I am often asked by people, “How the hell did you come up with that title?” I was thinking about this question the other day as I wrote down a new idea on my never–ending list of prospects. If you have ever visited my studio you will notice many title lists tacked to the wall. I feel the reason I choose to title my work is from my years as a cartoonist. The words of the comic, the jokes, were the focal point when I had a syndicated strip, while the artwork was shrunk down to the size of a postage stamp. Now that my medium is painting, the focus is (mostly) on a larger, grander scale. However, word play is still important to me. There are many artists who do not title their work, and that is their personal choice, but I get pleasure out of playing with words. It is another extension of my creativity.
The news junkie that I am also parlays into this process. A headline might grab my attention or a journalist’s particular word choice may inspire me. That’s when my mind begins to play with sounds and meanings. That “inner-dictionary” within my brain starts to mix and match words creating a caption I cannot shake out of my head. Questions ensue. I ask myself, “Will this title grab people’s attention like it did mine?” I experiment with the mixology of my chosen words and find the cadence that slowly transforms into a melodic flow. Is it a rhythmic beat? Does it sound physical, emoting primal images like my paintings? Is the combination funny? An unwavering prerequisite for me. If yes, then my list grows longer.

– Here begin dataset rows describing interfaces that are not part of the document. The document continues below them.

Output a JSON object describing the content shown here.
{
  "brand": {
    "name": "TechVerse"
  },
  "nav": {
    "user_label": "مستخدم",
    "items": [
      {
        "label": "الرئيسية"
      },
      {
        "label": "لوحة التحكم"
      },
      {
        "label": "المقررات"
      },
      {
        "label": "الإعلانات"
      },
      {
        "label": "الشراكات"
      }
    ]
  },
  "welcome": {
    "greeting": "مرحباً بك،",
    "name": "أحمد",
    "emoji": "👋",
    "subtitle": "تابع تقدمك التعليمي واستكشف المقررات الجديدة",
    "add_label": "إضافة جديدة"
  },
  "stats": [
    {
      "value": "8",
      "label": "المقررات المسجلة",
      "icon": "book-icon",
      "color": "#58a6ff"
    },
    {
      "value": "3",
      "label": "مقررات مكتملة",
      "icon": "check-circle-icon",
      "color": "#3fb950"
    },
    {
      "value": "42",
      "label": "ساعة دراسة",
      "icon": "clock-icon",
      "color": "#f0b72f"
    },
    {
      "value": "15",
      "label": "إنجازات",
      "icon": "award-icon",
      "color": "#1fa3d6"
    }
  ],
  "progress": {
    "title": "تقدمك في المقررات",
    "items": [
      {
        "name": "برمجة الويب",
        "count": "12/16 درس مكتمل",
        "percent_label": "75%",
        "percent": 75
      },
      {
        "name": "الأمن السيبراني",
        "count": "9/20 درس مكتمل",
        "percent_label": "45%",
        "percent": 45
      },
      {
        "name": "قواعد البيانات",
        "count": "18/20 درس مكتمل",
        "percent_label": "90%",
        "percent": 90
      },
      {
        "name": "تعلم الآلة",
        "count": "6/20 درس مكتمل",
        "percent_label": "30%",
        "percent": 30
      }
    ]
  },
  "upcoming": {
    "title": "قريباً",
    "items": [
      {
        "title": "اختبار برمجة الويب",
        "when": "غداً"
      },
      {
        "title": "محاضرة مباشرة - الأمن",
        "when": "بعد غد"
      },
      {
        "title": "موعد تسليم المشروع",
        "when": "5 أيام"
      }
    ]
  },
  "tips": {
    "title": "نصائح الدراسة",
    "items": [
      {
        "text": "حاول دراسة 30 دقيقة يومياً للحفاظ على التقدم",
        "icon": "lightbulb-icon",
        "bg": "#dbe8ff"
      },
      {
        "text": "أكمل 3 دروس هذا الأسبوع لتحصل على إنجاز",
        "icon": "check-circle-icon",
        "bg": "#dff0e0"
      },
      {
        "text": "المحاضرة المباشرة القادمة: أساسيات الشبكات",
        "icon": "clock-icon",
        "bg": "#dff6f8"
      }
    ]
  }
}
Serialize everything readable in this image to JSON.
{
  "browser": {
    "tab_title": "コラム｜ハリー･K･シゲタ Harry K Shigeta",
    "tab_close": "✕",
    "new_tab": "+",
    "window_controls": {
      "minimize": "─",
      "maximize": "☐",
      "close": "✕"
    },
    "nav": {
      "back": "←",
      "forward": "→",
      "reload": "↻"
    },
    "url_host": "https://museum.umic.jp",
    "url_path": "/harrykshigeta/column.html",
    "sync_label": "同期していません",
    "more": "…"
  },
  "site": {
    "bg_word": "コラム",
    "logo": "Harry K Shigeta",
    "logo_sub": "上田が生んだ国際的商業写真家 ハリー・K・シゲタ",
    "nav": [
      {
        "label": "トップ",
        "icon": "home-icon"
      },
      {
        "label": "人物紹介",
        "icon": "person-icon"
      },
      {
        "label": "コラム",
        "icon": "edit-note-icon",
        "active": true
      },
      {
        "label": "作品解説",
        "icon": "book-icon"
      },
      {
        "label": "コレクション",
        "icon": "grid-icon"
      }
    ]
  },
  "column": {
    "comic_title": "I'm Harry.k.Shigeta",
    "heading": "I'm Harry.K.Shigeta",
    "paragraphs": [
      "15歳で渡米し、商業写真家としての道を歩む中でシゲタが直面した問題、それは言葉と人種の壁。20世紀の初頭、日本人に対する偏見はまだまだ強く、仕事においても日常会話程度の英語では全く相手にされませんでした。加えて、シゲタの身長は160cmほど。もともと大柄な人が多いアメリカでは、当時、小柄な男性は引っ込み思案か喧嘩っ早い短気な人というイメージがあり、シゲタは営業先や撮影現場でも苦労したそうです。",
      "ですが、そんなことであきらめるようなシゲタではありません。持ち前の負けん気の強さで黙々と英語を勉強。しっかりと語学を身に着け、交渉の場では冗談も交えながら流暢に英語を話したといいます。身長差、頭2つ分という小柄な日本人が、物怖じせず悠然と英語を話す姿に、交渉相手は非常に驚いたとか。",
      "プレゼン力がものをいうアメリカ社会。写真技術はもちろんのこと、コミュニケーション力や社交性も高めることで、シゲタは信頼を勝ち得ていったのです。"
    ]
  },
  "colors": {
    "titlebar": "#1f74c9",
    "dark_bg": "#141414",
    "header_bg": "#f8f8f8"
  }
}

My titles can inspire my paintings creating a relationship between the two, but not always. Sometimes there is not a connection at all, which is fine. It’s not a necessary component. What is necessary is for the title not to overshadow the artwork and the completed result, title and painting, be humorous and commanding.